In this article, we explain what dead letter queues (DLQs) are and why they are important. We then provide practical strategies and best practices for handling events that end up in DLQs. By following these simple guidelines, software engineers and system administrators can effectively manage DLQ events and ensure smooth system operation.
What is a Dead Letter Queue and Why is it Important?
In modern software systems, the handling of messages and events is crucial for maintaining reliability and ensuring smooth operation. However, sometimes messages cannot be processed successfully due to various reasons such as invalid data, connectivity issues, or processing errors. This is where Dead Letter Queues (DLQs) come into play. In this section, we will explore what a DLQ is and delve into why it is of paramount importance in software systems.
A Dead Letter Queue (DLQ) is a designated storage area within a messaging system or software application. It acts as a repository for messages that have failed to be processed or delivered successfully to their intended recipients.

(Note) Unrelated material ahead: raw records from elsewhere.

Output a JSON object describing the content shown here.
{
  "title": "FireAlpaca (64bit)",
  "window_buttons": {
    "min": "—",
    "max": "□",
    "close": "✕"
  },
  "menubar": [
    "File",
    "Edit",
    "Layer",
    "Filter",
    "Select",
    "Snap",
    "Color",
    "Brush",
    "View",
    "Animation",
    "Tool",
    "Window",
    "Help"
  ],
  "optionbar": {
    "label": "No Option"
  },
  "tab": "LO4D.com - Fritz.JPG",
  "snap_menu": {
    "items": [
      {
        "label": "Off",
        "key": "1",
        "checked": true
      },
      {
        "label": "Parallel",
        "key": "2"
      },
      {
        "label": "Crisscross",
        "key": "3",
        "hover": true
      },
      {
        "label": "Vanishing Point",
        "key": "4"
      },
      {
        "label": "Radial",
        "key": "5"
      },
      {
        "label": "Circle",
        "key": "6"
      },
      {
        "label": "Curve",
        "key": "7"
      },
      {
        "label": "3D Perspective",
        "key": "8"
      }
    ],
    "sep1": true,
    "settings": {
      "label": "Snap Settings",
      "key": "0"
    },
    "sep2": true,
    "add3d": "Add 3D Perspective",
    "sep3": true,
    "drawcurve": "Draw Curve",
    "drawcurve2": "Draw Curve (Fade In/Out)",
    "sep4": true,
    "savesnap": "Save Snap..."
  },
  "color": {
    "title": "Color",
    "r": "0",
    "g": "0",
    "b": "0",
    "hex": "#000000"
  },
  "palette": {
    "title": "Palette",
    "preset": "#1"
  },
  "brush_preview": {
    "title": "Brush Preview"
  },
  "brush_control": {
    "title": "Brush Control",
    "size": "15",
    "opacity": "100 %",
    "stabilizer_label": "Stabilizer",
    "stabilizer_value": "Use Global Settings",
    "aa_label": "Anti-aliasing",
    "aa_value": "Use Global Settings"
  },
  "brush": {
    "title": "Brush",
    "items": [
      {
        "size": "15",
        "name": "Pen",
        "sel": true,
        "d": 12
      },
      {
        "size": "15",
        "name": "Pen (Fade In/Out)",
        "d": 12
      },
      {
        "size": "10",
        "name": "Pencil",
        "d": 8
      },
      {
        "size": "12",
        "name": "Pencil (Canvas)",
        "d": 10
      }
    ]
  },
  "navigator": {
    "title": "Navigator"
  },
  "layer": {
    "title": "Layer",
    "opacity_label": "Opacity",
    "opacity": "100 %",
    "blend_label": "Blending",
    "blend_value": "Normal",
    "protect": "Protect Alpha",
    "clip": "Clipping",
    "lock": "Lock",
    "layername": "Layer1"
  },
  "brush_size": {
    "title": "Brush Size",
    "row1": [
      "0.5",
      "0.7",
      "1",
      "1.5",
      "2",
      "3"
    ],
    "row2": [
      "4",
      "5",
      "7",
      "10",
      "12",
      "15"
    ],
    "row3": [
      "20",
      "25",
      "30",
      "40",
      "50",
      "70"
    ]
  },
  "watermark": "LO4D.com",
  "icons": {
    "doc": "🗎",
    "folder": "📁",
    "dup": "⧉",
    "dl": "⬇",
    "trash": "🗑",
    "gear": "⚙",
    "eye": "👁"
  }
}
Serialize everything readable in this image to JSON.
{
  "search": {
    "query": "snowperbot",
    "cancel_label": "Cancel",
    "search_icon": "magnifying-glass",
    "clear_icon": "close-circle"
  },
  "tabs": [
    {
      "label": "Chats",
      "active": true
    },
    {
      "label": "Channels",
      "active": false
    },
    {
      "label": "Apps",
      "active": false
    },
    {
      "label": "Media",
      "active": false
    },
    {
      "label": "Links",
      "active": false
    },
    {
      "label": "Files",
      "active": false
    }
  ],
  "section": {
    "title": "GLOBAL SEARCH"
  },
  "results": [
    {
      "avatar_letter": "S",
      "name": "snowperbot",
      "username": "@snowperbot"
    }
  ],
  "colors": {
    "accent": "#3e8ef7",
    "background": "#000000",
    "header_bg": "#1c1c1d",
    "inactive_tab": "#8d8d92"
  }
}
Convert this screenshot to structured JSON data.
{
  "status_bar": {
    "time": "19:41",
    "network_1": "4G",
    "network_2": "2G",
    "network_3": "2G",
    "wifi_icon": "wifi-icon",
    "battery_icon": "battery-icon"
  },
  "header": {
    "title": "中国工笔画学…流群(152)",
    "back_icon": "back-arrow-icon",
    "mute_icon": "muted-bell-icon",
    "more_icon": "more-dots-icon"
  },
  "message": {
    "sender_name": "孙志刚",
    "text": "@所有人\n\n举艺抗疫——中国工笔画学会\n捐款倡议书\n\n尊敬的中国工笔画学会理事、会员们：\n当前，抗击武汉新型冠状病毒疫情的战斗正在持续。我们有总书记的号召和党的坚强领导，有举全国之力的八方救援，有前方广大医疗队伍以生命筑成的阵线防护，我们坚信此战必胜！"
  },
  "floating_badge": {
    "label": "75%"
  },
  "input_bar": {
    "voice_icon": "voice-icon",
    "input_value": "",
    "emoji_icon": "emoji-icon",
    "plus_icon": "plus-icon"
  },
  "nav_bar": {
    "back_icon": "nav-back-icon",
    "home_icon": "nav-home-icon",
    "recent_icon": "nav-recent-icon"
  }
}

Instead of discarding these messages outright, they are sent to the DLQ for further analysis and handling.
DLQs serve multiple important purposes within software systems:

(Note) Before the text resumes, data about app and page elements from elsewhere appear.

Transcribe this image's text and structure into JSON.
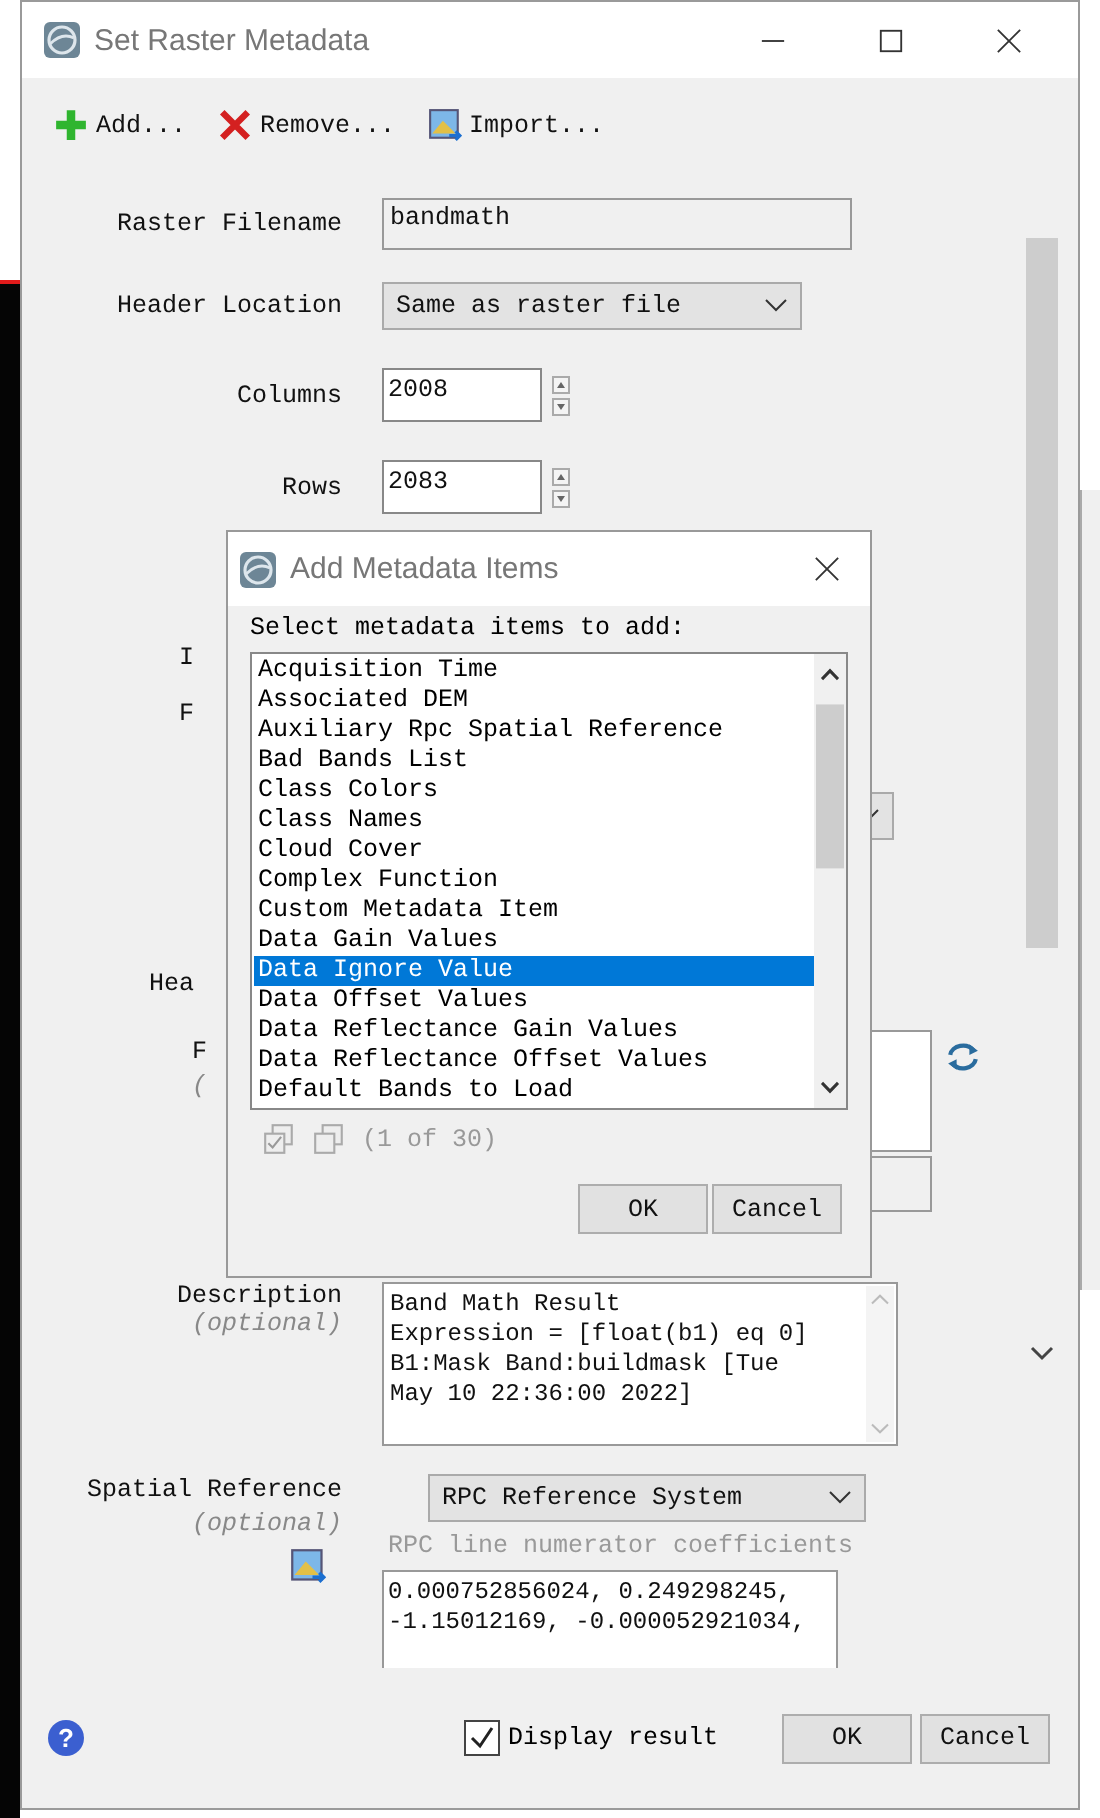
{
  "window": {
    "title": "Set Raster Metadata"
  },
  "toolbar": [
    {
      "kind": "add",
      "label": "Add..."
    },
    {
      "kind": "remove",
      "label": "Remove..."
    },
    {
      "kind": "import",
      "label": "Import..."
    }
  ],
  "form": [
    {
      "kind": "text",
      "label": "Raster Filename",
      "value": "bandmath"
    },
    {
      "kind": "select",
      "label": "Header Location",
      "value": "Same as raster file"
    },
    {
      "kind": "spin",
      "label": "Columns",
      "value": "2008"
    },
    {
      "kind": "spin",
      "label": "Rows",
      "value": "2083"
    },
    {
      "kind": "covered",
      "label": "I"
    },
    {
      "kind": "covered-select",
      "label": "F"
    },
    {
      "kind": "covered",
      "label": "Hea"
    },
    {
      "kind": "covered-area",
      "label": "F",
      "hint": "("
    },
    {
      "kind": "area",
      "label": "Description",
      "hint": "(optional)",
      "value": "Band Math Result\nExpression = [float(b1) eq 0]\nB1:Mask Band:buildmask [Tue\nMay 10 22:36:00 2022]"
    },
    {
      "kind": "spatial",
      "label": "Spatial Reference",
      "hint": "(optional)",
      "value": "RPC Reference System",
      "caption": "RPC line numerator coefficients",
      "coefficients": "0.000752856024, 0.249298245,\n-1.15012169, -0.000052921034,"
    }
  ],
  "display_result": {
    "label": "Display result",
    "checked": true
  },
  "help": "?",
  "buttons": [
    "OK",
    "Cancel"
  ],
  "dialog": {
    "title": "Add Metadata Items",
    "prompt": "Select metadata items to add:",
    "items": [
      {
        "label": "Acquisition Time",
        "selected": false
      },
      {
        "label": "Associated DEM",
        "selected": false
      },
      {
        "label": "Auxiliary Rpc Spatial Reference",
        "selected": false
      },
      {
        "label": "Bad Bands List",
        "selected": false
      },
      {
        "label": "Class Colors",
        "selected": false
      },
      {
        "label": "Class Names",
        "selected": false
      },
      {
        "label": "Cloud Cover",
        "selected": false
      },
      {
        "label": "Complex Function",
        "selected": false
      },
      {
        "label": "Custom Metadata Item",
        "selected": false
      },
      {
        "label": "Data Gain Values",
        "selected": false
      },
      {
        "label": "Data Ignore Value",
        "selected": true
      },
      {
        "label": "Data Offset Values",
        "selected": false
      },
      {
        "label": "Data Reflectance Gain Values",
        "selected": false
      },
      {
        "label": "Data Reflectance Offset Values",
        "selected": false
      },
      {
        "label": "Default Bands to Load",
        "selected": false
      }
    ],
    "count": "(1 of 30)",
    "buttons": [
      "OK",
      "Cancel"
    ]
  }
}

Error Handling and Recovery: DLQs play a critical role in error handling and recovery mechanisms. When messages encounter issues during processing or delivery, they are redirected to the DLQ. By capturing failed messages, DLQs provide a centralized location for identifying and diagnosing errors. They enable developers and system administrators to analyze and understand the root causes of message processing failures, facilitating effective troubleshooting and problem resolution.
Data Integrity and Auditability: DLQs ensure data integrity by preserving failed messages for later examination. Retaining these messages allows for thorough audits and forensic analysis, ensuring compliance with regulatory requirements. DLQs also help…